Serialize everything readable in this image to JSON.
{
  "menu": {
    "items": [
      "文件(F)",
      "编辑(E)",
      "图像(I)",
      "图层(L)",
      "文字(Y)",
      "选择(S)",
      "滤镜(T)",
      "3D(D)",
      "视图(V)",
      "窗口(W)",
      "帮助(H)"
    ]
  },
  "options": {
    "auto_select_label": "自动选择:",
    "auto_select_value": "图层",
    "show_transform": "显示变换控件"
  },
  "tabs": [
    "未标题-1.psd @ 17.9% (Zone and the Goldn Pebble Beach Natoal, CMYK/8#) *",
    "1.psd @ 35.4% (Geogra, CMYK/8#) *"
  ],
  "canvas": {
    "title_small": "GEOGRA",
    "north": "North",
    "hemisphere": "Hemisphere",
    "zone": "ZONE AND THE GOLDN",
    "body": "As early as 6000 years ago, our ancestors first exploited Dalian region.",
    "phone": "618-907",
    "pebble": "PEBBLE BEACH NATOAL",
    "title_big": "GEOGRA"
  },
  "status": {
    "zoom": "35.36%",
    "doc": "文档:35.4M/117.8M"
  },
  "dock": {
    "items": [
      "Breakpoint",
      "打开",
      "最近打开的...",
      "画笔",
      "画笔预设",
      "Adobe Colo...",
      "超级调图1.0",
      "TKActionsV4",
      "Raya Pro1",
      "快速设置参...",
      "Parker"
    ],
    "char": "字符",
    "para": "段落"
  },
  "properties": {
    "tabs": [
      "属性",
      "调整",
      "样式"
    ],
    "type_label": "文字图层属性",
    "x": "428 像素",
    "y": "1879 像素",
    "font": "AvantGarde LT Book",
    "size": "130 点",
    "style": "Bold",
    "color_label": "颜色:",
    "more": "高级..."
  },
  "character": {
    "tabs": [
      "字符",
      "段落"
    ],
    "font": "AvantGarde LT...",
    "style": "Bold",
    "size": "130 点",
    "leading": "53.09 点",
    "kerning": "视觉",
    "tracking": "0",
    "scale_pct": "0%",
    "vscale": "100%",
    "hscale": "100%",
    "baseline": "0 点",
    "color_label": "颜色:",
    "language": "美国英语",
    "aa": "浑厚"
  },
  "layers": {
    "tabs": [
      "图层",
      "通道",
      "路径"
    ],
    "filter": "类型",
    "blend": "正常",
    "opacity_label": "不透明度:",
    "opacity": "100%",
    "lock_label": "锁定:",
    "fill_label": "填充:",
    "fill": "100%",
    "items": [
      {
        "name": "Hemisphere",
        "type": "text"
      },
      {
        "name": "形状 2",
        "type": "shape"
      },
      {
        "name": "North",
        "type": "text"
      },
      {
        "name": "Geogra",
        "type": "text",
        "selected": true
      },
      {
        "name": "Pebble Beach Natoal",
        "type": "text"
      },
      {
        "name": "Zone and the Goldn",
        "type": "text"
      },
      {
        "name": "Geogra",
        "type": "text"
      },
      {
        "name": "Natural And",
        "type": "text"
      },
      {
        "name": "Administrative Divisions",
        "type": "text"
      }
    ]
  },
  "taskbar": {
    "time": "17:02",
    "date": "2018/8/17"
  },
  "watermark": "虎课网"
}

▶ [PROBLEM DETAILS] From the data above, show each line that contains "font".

▶ [ANSWER AREA]
    "font": "AvantGarde LT Book",
    "font": "AvantGarde LT...",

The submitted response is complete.